Meaning of MEAL in English

MEAL

I. ˈmēl, esp before pause or consonant ˈmēəl noun

( -s )

Etymology: Middle English meel mealtime, meal, from Old English mæl appointed time, mealtime, meal; akin to Old High German māl time, Old Norse māl measure, mealtime, Gothic mel time, Latin metiri to measure — more at measure

1.

a. : the portion of food taken at a particular time to satisfy hunger or appetite : repast

b. : an act or the time of eating a meal

2. dialect England

a. : the act or time of milking

b. : the yield of a milking

II. verb

( -ed/-ing/-s )

: eat , feed

III. noun

( -s )

Etymology: Middle English mele, from Old English melu; akin to Old High German melo meal, Old Norse mjöl meal, Old High German & Gothic malan to grind, Old Norse mala, Latin molere to grind, Greek mylē mill

1. : the ground seeds of a cereal grass or pulse especially when coarsely ground and unbolted and usually excluding flour of wheat: as

a. : oatmeal

b. obsolete : the finer inner part of such ground seeds

c. : cornmeal

2. : a product resembling seed meal in particle size, texture, or other quality: as

a. : a product obtained by grinding the residue remaining after removal of part of the oil from various nuts and other oily seeds — see oil meal

b. : a product obtained by grinding any of various dried food products (as meat or fish)

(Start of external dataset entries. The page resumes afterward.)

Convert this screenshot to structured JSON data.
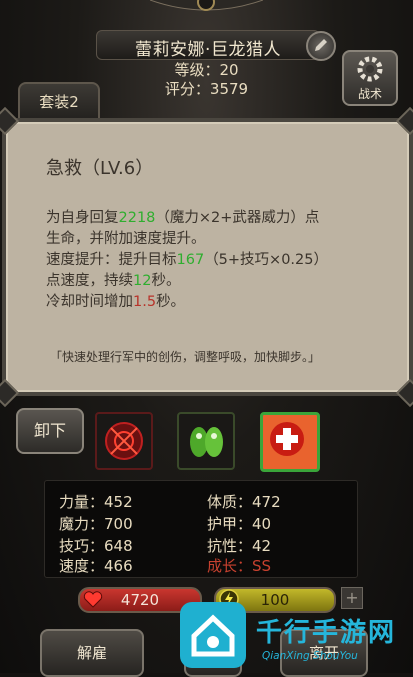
{
  "header": {
    "hero_name": "蕾莉安娜·巨龙猎人",
    "level": "等级：20",
    "score": "评分：3579",
    "suit_tab": "套装2",
    "tactics_label": "战术"
  },
  "popup": {
    "title": "急救（LV.6）",
    "line1_a": "为自身回复",
    "line1_heal": "2218",
    "line1_b": "（魔力×2+武器威力）点",
    "line2": "生命，并附加速度提升。",
    "line3_a": "速度提升：提升目标",
    "line3_val": "167",
    "line3_b": "（5+技巧×0.25）",
    "line4_a": "点速度，持续",
    "line4_val": "12",
    "line4_b": "秒。",
    "line5_a": "冷却时间增加",
    "line5_val": "1.5",
    "line5_b": "秒。",
    "quote": "「快速处理行军中的创伤，调整呼吸，加快脚步。」"
  },
  "actions": {
    "unload": "卸下"
  },
  "stats": {
    "strength": "力量：452",
    "magic": "魔力：700",
    "skill": "技巧：648",
    "speed": "速度：466",
    "constitution": "体质：472",
    "armor": "护甲：40",
    "resistance": "抗性：42",
    "growth": "成长：SS"
  },
  "bars": {
    "hp": "4720",
    "mp": "100",
    "plus": "+"
  },
  "bottom": {
    "dismiss": "解雇",
    "right": "离开"
  },
  "watermark": {
    "title": "千行手游网",
    "sub": "QianXing ShouYou"
  },
  "colors": {
    "heal_green": "#2fae2f",
    "cooldown_red": "#b8332a",
    "growth_red": "#c7412f"
  }
}
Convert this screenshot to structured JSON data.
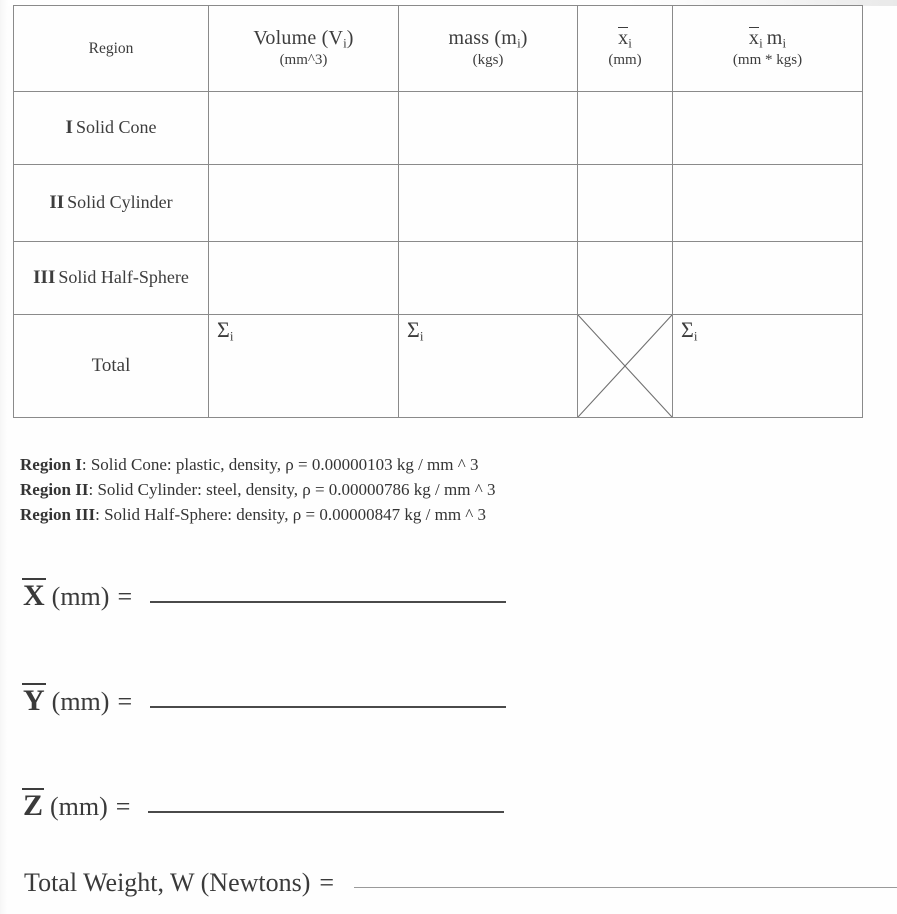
{
  "table": {
    "headers": [
      {
        "title": "Region",
        "sub": ""
      },
      {
        "title": "Volume  (V",
        "sub": "(mm^3)"
      },
      {
        "title": "mass (m",
        "sub": "(kgs)"
      },
      {
        "title": "x",
        "sub": "(mm)"
      },
      {
        "title": "x",
        "sub": "(mm * kgs)"
      }
    ],
    "header_region": "Region",
    "header_volume_main": "Volume  (V",
    "header_volume_close": ")",
    "header_volume_sub": "(mm^3)",
    "header_mass_main": "mass (m",
    "header_mass_close": ")",
    "header_mass_sub": "(kgs)",
    "header_xbar_main": "x",
    "header_xbar_sub": "(mm)",
    "header_xm_x": "x",
    "header_xm_m": "m",
    "header_xm_sub": "(mm * kgs)",
    "sub_i": "i",
    "rows": [
      {
        "numeral": "I",
        "label": "Solid Cone",
        "volume": "",
        "mass": "",
        "xbar": "",
        "xm": ""
      },
      {
        "numeral": "II",
        "label": "Solid Cylinder",
        "volume": "",
        "mass": "",
        "xbar": "",
        "xm": ""
      },
      {
        "numeral": "III",
        "label": "Solid Half-Sphere",
        "volume": "",
        "mass": "",
        "xbar": "",
        "xm": ""
      }
    ],
    "total": {
      "label": "Total",
      "volume_sum": "Σ",
      "mass_sum": "Σ",
      "xm_sum": "Σ",
      "sum_sub": "i",
      "xbar_cell": "crossed-out"
    }
  },
  "notes": [
    {
      "bold": "Region I",
      "text": ": Solid Cone: plastic, density, ",
      "rho": "ρ",
      "value": " = 0.00000103 kg / mm ^ 3"
    },
    {
      "bold": "Region II",
      "text": ": Solid Cylinder: steel, density, ",
      "rho": "ρ",
      "value": " = 0.00000786 kg / mm ^ 3"
    },
    {
      "bold": "Region III",
      "text": ": Solid Half-Sphere: density, ",
      "rho": "ρ",
      "value": " = 0.00000847 kg / mm ^ 3"
    }
  ],
  "answers": [
    {
      "var": "X",
      "unit": "(mm)",
      "eq": "=",
      "value": ""
    },
    {
      "var": "Y",
      "unit": "(mm)",
      "eq": "=",
      "value": ""
    },
    {
      "var": "Z",
      "unit": "(mm)",
      "eq": "=",
      "value": ""
    }
  ],
  "total_weight": {
    "label": "Total Weight, W (Newtons)",
    "eq": "=",
    "value": ""
  },
  "colors": {
    "ink": "#3a3a3a",
    "rule": "#8a8a8a",
    "page": "#fefefe"
  }
}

c. : a product obtained by rapid crystallization

alum meal

IV. verb

( -ed/-ing/-s )

transitive verb

1. : to cover with meal or a mealy substance

2. : to reduce (as the constituents of gunpowder) to powder : pulverize

intransitive verb

: to yield or become meal

a flint corn that meals well

V. noun

( -s )

Etymology: Middle English mele, from Old English mēle tub, bucket; akin to Old Norse mælir, a measure

obsolete : a tub or bucket that is sometimes used as a measure

VI. ˈmē(ə)l noun

( -s )

Etymology: Old Norse mælir, a measure; akin to Old Norse māl measure, mealtime — more at meal I

: a variable weight used especially formerly in the Orkney islands

VII. transitive verb

Etymology: perhaps from (assumed) Middle English melen, from Old English -mǣlan; akin to Old High German meilen to stain; denominative from the root of Old English māl spot, blemish — more at mole

obsolete : stain

VIII. ˈmē(ə)l noun

( -s )

Etymology: Old Norse melr; perhaps akin to Old English melu meal — more at meal III

dialect England : sandbank , dune

Webster's New International English Dictionary.      Новый международный словарь английского языка Webster.